◆ Work to be completed:
Please restate the listing word for word, omitting the images.

--- START ---

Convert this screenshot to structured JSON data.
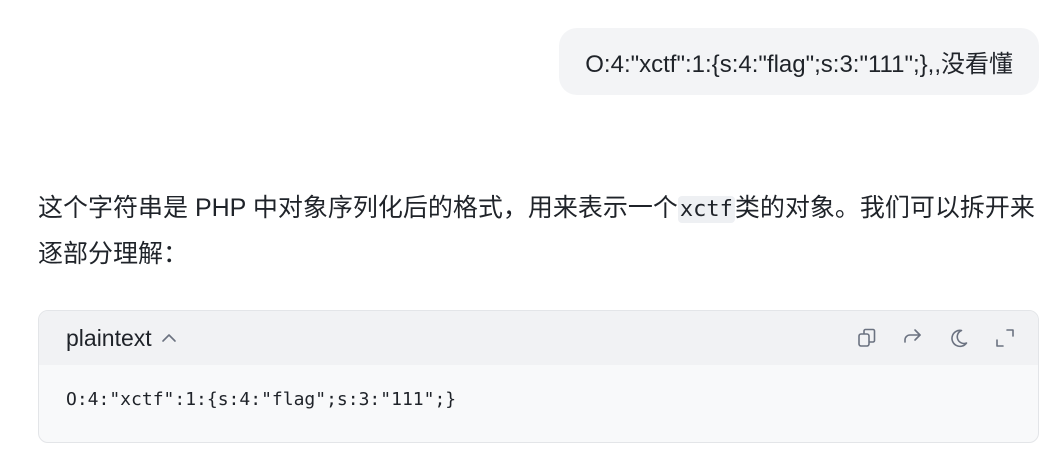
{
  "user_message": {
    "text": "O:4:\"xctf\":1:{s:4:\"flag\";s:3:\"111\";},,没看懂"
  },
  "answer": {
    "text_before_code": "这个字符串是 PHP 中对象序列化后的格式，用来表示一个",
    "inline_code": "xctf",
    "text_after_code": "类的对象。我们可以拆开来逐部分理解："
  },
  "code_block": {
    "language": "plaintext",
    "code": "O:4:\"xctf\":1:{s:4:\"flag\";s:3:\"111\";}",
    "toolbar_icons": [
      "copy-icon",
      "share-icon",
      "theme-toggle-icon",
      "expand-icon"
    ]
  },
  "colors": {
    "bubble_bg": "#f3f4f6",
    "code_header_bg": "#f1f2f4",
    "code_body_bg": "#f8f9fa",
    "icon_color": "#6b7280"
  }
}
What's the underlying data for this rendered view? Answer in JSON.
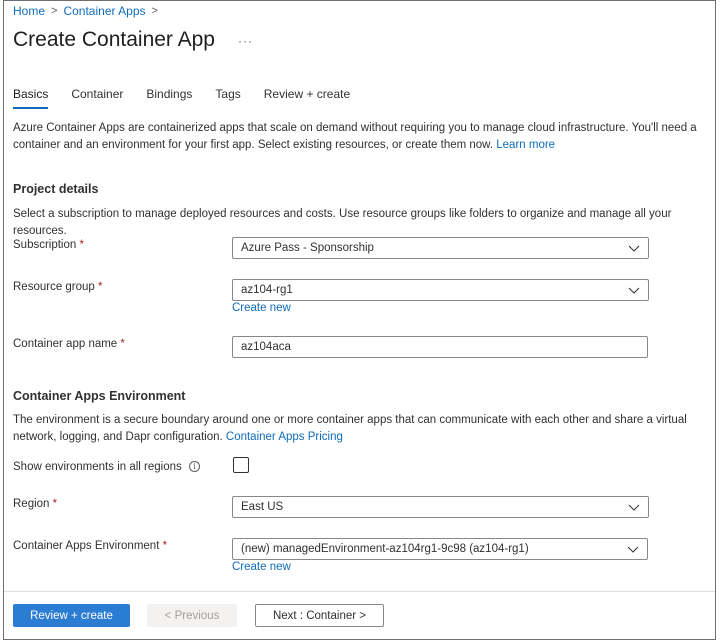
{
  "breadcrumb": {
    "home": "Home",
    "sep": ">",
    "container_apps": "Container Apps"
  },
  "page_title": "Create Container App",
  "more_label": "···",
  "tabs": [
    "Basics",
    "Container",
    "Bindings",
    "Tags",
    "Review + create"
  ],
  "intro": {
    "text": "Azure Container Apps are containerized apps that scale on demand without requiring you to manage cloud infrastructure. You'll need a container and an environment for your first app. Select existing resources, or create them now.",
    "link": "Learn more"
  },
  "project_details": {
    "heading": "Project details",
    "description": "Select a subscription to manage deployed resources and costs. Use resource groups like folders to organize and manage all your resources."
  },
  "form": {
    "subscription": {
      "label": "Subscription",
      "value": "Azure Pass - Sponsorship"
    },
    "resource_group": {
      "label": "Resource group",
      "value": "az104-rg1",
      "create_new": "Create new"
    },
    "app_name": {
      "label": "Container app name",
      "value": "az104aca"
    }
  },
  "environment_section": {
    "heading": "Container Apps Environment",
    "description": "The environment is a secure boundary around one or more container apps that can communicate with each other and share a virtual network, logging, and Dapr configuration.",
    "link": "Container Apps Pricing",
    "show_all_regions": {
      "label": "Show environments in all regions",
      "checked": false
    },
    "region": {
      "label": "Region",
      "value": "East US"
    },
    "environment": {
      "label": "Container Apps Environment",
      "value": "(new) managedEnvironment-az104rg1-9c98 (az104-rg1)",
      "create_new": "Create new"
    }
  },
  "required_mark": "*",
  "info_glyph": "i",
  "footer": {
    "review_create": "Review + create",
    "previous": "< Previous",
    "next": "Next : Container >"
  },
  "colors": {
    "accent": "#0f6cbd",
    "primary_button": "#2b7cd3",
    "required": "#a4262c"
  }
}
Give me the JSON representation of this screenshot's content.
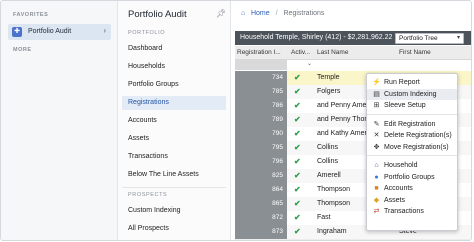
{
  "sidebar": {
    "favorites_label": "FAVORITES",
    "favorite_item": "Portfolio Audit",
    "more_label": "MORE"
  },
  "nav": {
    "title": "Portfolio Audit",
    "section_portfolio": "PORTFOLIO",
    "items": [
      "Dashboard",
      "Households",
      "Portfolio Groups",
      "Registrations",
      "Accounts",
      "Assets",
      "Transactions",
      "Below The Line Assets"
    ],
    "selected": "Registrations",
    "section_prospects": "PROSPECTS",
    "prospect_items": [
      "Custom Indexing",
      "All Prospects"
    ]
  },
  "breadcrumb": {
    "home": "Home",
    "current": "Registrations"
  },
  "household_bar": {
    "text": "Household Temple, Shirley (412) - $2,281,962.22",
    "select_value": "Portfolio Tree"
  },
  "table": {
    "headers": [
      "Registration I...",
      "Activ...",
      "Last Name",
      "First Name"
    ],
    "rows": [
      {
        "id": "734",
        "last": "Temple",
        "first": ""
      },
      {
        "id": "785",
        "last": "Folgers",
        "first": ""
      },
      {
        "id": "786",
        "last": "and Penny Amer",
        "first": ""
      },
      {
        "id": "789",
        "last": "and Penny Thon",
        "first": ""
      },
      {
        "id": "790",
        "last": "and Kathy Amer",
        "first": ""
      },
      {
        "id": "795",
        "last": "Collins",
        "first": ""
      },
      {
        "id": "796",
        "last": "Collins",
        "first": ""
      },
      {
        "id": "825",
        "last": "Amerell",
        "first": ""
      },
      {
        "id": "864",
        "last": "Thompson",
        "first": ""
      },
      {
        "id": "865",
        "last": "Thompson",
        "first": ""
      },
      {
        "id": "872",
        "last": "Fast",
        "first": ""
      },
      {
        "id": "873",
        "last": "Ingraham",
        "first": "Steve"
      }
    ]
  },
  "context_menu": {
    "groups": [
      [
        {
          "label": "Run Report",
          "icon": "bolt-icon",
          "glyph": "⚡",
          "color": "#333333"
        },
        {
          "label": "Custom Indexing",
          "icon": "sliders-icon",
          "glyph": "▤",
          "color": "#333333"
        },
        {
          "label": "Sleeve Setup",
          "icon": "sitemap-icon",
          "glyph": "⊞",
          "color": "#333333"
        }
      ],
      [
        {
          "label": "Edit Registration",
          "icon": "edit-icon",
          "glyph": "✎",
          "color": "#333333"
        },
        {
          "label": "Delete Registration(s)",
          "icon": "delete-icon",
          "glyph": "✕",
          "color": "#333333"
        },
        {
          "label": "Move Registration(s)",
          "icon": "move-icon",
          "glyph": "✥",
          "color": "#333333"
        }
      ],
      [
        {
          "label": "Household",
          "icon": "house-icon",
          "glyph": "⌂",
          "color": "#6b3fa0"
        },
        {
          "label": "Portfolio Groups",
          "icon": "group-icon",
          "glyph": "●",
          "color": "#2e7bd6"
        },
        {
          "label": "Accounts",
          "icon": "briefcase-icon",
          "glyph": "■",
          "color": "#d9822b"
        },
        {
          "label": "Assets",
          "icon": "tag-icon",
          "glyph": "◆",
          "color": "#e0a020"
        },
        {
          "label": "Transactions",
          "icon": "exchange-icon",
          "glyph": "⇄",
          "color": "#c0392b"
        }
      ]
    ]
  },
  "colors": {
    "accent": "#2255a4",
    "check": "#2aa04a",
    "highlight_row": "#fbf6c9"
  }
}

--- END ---

◆ Result below:
Convert this screenshot to structured JSON data.
{
  "user_message": {
    "text": "O:4:\"xctf\":1:{s:4:\"flag\";s:3:\"111\";},,没看懂"
  },
  "answer": {
    "text_before_code": "这个字符串是 PHP 中对象序列化后的格式，用来表示一个",
    "inline_code": "xctf",
    "text_after_code": "类的对象。我们可以拆开来逐部分理解："
  },
  "code_block": {
    "language": "plaintext",
    "code": "O:4:\"xctf\":1:{s:4:\"flag\";s:3:\"111\";}",
    "toolbar_icons": [
      "copy-icon",
      "share-icon",
      "theme-toggle-icon",
      "expand-icon"
    ]
  },
  "colors": {
    "bubble_bg": "#f3f4f6",
    "code_header_bg": "#f1f2f4",
    "code_body_bg": "#f8f9fa",
    "icon_color": "#6b7280"
  }
}
What's the underlying data for this rendered view? Answer in JSON.
{
  "breadcrumb": {
    "home": "Home",
    "sep": ">",
    "container_apps": "Container Apps"
  },
  "page_title": "Create Container App",
  "more_label": "···",
  "tabs": [
    "Basics",
    "Container",
    "Bindings",
    "Tags",
    "Review + create"
  ],
  "intro": {
    "text": "Azure Container Apps are containerized apps that scale on demand without requiring you to manage cloud infrastructure. You'll need a container and an environment for your first app. Select existing resources, or create them now.",
    "link": "Learn more"
  },
  "project_details": {
    "heading": "Project details",
    "description": "Select a subscription to manage deployed resources and costs. Use resource groups like folders to organize and manage all your resources."
  },
  "form": {
    "subscription": {
      "label": "Subscription",
      "value": "Azure Pass - Sponsorship"
    },
    "resource_group": {
      "label": "Resource group",
      "value": "az104-rg1",
      "create_new": "Create new"
    },
    "app_name": {
      "label": "Container app name",
      "value": "az104aca"
    }
  },
  "environment_section": {
    "heading": "Container Apps Environment",
    "description": "The environment is a secure boundary around one or more container apps that can communicate with each other and share a virtual network, logging, and Dapr configuration.",
    "link": "Container Apps Pricing",
    "show_all_regions": {
      "label": "Show environments in all regions",
      "checked": false
    },
    "region": {
      "label": "Region",
      "value": "East US"
    },
    "environment": {
      "label": "Container Apps Environment",
      "value": "(new) managedEnvironment-az104rg1-9c98 (az104-rg1)",
      "create_new": "Create new"
    }
  },
  "required_mark": "*",
  "info_glyph": "i",
  "footer": {
    "review_create": "Review + create",
    "previous": "< Previous",
    "next": "Next : Container >"
  },
  "colors": {
    "accent": "#0f6cbd",
    "primary_button": "#2b7cd3",
    "required": "#a4262c"
  }
}
Give me the JSON representation of this screenshot's content.
{
  "sidebar": {
    "favorites_label": "FAVORITES",
    "favorite_item": "Portfolio Audit",
    "more_label": "MORE"
  },
  "nav": {
    "title": "Portfolio Audit",
    "section_portfolio": "PORTFOLIO",
    "items": [
      "Dashboard",
      "Households",
      "Portfolio Groups",
      "Registrations",
      "Accounts",
      "Assets",
      "Transactions",
      "Below The Line Assets"
    ],
    "selected": "Registrations",
    "section_prospects": "PROSPECTS",
    "prospect_items": [
      "Custom Indexing",
      "All Prospects"
    ]
  },
  "breadcrumb": {
    "home": "Home",
    "current": "Registrations"
  },
  "household_bar": {
    "text": "Household Temple, Shirley (412) - $2,281,962.22",
    "select_value": "Portfolio Tree"
  },
  "table": {
    "headers": [
      "Registration I...",
      "Activ...",
      "Last Name",
      "First Name"
    ],
    "rows": [
      {
        "id": "734",
        "last": "Temple",
        "first": ""
      },
      {
        "id": "785",
        "last": "Folgers",
        "first": ""
      },
      {
        "id": "786",
        "last": "and Penny Amer",
        "first": ""
      },
      {
        "id": "789",
        "last": "and Penny Thon",
        "first": ""
      },
      {
        "id": "790",
        "last": "and Kathy Amer",
        "first": ""
      },
      {
        "id": "795",
        "last": "Collins",
        "first": ""
      },
      {
        "id": "796",
        "last": "Collins",
        "first": ""
      },
      {
        "id": "825",
        "last": "Amerell",
        "first": ""
      },
      {
        "id": "864",
        "last": "Thompson",
        "first": ""
      },
      {
        "id": "865",
        "last": "Thompson",
        "first": ""
      },
      {
        "id": "872",
        "last": "Fast",
        "first": ""
      },
      {
        "id": "873",
        "last": "Ingraham",
        "first": "Steve"
      }
    ]
  },
  "context_menu": {
    "groups": [
      [
        {
          "label": "Run Report",
          "icon": "bolt-icon",
          "glyph": "⚡",
          "color": "#333333"
        },
        {
          "label": "Custom Indexing",
          "icon": "sliders-icon",
          "glyph": "▤",
          "color": "#333333"
        },
        {
          "label": "Sleeve Setup",
          "icon": "sitemap-icon",
          "glyph": "⊞",
          "color": "#333333"
        }
      ],
      [
        {
          "label": "Edit Registration",
          "icon": "edit-icon",
          "glyph": "✎",
          "color": "#333333"
        },
        {
          "label": "Delete Registration(s)",
          "icon": "delete-icon",
          "glyph": "✕",
          "color": "#333333"
        },
        {
          "label": "Move Registration(s)",
          "icon": "move-icon",
          "glyph": "✥",
          "color": "#333333"
        }
      ],
      [
        {
          "label": "Household",
          "icon": "house-icon",
          "glyph": "⌂",
          "color": "#6b3fa0"
        },
        {
          "label": "Portfolio Groups",
          "icon": "group-icon",
          "glyph": "●",
          "color": "#2e7bd6"
        },
        {
          "label": "Accounts",
          "icon": "briefcase-icon",
          "glyph": "■",
          "color": "#d9822b"
        },
        {
          "label": "Assets",
          "icon": "tag-icon",
          "glyph": "◆",
          "color": "#e0a020"
        },
        {
          "label": "Transactions",
          "icon": "exchange-icon",
          "glyph": "⇄",
          "color": "#c0392b"
        }
      ]
    ]
  },
  "colors": {
    "accent": "#2255a4",
    "check": "#2aa04a",
    "highlight_row": "#fbf6c9"
  }
}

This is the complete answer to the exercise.